Reconstructionist Pagans are a completely different kettle of fish to Neo-Pagans and/or Wiccans. They research the ancient "pagan" religion(s) of their choice and then attempt to practice it. It usually looks, and is, nothing like Neo-Paganism or Wicca - because it is not about magic, is not designed on a 'magic circle' structure. Nor is it "earth-based" necessarily. Sure, some of the gods, or beliefs or practices are earth-oriented, but others aren't, they are sky-oriented, or culture-oriented. In ancient Rome for example, "magic" was a pejorative label. The Roman magistrates and Flamens, or the Vestal Virgins, were not "doing magic", that wasn't their intention, although from our point of view they might look like they were (probably because Christianity viewed other religions as magical or demonic), but Romans would have been insulted to have been thought of as doing magic when they were trying to perform civic religion. Although of course magic went on, privately. Reconstructionists don't do much in the way of "ancient mystery cults" either, because of a lack of good information on *exactly* what went on - because the ancients were so good at keeping secrets, except for ancient Christian converts who liked to blab. (Although I am more sympathetic to the idea of Recons just doing mysteries anyway, sans good info, just do the best you can - I suppose that's an example of *degrees* of historical correctness).

So... Basically Wicca/Witchcraft and Neo-Paganism are similar to each other, because they both use the 'magic circle' format for their religious/magickal space (and I think Neo-Paganism derived from Wicca, and from where Wicca derived itself from - which was the Golden Dawn) but are they are both very different to ancient "paganism" and forms of Reconstructionist Paganism. I think it is important to distinguish between modern Wiccan-Paganism and ancient pagan religions. And magic of all sorts. I also think that modern Pagans could make a bit more effort to research what they purport to be practising *or* alternatively stop claiming ancient precedents.

Friday, October 24, 2008

Isis-Aphrodite, the cute goddess!

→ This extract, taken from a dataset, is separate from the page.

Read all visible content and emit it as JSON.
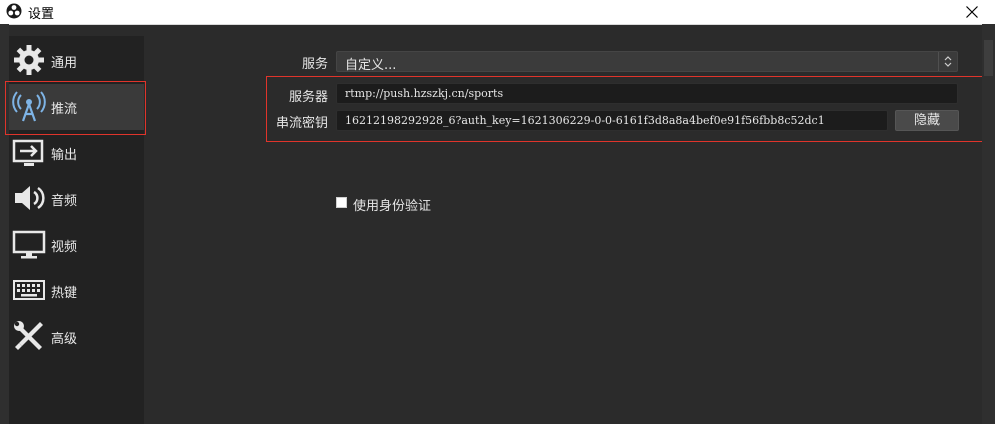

The Hellenised Egyptian cult of Isis originated in Ptolemaic Alexandria from whence it spread out into the Mediteranean. By the 4th century BCE there was an Isiac sanctuary in the Piraeus (Athens' port). During the 3rd until the 1st centuries BCE the Isiac cults practised at Greek trade centres such as Alexandria, Delos and Puteoli spread along sea-trade routes. Delos, a major slave trading emporium, was the main site of Isis worship. From the 2nd century until the sack of Delos in 88 BCE there was uninterrupted contact between the island and Puteoli, the second international Mediterranean port after Delos. By 105 BCE there was a temple of Alexandrian divinities at Puteoli and, more widely, in Campania, at Pompeii, Herculaneum, Stabiae and Naples. Within about five more years it would be in Rome. While there existed a tradition of rather refined sculptures of a Hellenised Isis, based on the iconography of deified Ptolemaic queens, there were also these very cute terracotta popular images of the goddess in her form in which she was syncretised with Hathor-Aphrodite. I've been collecting images of them because I think they are so cute.